▸ Task objective
How many lines within the records include the word "this"? Only that number should be given.

▸ Information supplied

● ● ● ● ●

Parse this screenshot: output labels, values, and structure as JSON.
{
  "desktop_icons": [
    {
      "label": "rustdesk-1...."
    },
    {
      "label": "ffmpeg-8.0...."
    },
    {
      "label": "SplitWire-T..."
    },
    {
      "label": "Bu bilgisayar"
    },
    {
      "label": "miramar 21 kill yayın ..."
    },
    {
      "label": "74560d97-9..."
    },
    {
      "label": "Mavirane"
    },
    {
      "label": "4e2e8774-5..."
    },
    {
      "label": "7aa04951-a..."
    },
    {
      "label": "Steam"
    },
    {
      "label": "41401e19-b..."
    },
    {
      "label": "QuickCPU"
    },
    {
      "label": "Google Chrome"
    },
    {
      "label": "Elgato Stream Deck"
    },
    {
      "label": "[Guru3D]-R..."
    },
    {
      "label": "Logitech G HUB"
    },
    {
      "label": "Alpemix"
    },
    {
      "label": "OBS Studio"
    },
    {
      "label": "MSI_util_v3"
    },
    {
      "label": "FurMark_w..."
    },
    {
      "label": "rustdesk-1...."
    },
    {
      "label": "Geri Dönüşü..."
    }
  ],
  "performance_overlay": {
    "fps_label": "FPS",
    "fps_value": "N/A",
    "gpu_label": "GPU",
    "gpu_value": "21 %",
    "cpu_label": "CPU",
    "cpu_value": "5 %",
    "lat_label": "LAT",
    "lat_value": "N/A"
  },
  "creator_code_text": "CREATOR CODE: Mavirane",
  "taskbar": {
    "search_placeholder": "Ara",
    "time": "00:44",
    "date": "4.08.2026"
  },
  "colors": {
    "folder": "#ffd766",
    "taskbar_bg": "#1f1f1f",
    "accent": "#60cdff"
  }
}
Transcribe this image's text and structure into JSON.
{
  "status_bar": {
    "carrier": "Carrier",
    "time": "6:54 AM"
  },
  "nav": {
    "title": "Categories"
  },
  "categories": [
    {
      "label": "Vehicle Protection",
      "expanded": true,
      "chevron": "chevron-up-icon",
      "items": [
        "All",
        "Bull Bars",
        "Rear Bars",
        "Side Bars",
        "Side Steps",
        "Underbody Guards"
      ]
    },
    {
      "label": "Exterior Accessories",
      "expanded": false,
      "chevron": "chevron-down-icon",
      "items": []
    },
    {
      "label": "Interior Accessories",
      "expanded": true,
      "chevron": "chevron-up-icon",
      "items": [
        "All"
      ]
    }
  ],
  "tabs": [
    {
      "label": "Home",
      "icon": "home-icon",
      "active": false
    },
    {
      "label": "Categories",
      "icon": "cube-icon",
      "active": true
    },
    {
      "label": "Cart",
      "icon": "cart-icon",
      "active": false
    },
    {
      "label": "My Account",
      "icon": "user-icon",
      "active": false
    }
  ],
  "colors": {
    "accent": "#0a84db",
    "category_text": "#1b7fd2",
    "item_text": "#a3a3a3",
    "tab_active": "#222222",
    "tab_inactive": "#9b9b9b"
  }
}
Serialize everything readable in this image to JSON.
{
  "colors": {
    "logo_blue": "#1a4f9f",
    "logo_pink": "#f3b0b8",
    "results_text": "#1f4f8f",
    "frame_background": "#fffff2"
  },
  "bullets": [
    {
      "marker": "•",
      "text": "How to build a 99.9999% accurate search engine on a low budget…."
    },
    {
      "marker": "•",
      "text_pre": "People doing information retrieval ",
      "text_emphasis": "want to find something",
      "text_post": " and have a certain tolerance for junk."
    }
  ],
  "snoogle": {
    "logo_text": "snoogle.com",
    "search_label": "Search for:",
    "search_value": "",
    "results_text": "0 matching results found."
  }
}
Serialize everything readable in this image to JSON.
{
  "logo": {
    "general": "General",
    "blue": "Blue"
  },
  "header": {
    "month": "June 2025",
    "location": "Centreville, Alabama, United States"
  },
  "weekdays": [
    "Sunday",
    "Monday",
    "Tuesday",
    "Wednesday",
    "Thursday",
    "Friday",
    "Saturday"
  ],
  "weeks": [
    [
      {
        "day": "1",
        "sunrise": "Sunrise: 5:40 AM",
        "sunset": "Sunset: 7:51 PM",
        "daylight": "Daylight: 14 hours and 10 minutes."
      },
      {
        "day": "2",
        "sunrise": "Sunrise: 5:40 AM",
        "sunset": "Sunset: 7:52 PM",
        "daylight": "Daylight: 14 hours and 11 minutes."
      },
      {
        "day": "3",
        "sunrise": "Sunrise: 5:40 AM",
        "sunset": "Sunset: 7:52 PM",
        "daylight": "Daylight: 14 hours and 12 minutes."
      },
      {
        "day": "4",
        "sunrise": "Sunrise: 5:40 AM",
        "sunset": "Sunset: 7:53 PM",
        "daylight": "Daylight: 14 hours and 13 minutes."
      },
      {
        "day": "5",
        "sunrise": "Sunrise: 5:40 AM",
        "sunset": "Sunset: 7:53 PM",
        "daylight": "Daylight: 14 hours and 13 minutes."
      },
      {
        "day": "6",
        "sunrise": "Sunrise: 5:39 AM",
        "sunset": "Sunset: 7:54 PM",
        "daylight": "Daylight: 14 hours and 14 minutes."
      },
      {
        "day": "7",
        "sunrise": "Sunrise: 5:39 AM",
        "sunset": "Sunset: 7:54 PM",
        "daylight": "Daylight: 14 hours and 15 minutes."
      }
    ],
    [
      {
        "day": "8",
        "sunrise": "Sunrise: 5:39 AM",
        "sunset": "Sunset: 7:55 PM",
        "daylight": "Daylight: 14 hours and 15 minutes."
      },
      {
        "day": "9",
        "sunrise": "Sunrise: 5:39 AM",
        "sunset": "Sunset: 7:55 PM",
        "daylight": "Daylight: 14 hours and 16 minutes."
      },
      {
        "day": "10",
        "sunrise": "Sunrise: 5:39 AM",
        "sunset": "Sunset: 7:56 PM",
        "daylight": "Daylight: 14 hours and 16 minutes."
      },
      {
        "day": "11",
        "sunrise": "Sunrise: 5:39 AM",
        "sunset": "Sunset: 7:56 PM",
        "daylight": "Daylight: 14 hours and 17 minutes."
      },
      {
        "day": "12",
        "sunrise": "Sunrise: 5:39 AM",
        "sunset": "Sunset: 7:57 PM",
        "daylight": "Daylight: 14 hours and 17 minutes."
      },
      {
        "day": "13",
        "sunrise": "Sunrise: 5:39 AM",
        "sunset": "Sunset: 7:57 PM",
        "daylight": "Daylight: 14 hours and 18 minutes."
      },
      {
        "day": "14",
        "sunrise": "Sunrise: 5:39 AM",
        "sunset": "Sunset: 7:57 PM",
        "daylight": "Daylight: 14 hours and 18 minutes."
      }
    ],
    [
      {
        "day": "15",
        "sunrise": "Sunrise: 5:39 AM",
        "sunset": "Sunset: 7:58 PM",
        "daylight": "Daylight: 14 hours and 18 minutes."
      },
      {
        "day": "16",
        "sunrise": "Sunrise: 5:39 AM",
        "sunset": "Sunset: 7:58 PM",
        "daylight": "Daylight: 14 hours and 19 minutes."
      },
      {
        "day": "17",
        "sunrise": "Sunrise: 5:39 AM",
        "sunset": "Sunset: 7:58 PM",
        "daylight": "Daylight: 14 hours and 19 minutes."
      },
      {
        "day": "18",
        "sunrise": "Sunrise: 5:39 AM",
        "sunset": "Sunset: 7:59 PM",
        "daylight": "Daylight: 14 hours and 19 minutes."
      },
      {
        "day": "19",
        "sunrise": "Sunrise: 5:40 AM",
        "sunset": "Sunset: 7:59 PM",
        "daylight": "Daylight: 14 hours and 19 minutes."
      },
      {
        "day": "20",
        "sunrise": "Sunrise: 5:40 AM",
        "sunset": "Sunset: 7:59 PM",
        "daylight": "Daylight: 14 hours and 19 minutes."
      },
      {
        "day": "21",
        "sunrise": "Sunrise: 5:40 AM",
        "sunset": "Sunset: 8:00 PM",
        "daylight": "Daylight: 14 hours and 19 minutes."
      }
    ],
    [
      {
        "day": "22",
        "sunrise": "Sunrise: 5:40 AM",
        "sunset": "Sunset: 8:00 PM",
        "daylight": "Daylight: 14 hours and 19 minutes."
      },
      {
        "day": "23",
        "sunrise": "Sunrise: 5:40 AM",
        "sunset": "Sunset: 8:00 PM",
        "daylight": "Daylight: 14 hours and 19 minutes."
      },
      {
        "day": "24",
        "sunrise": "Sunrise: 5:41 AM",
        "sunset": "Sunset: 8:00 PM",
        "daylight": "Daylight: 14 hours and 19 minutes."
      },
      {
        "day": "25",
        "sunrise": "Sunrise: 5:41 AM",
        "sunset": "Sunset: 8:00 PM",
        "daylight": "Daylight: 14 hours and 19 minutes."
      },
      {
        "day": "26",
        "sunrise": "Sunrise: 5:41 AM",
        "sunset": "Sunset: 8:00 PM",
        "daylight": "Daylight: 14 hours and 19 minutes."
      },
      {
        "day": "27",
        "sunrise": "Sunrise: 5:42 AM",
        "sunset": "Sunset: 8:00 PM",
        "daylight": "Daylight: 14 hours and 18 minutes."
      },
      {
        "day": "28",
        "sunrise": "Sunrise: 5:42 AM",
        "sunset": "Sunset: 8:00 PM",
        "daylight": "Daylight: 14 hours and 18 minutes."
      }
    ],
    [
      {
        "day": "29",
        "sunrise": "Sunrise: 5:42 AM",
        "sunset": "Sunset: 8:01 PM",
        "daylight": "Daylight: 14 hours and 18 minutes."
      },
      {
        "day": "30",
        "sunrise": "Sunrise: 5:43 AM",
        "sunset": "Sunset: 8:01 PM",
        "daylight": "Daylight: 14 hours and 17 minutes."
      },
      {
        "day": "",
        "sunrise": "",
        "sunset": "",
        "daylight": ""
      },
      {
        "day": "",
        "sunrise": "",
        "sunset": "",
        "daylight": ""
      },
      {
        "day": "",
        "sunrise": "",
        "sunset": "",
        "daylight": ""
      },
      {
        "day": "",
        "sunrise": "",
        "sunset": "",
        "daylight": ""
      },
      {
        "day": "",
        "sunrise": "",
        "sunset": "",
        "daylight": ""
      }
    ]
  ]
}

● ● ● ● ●

▸ Expected answer
4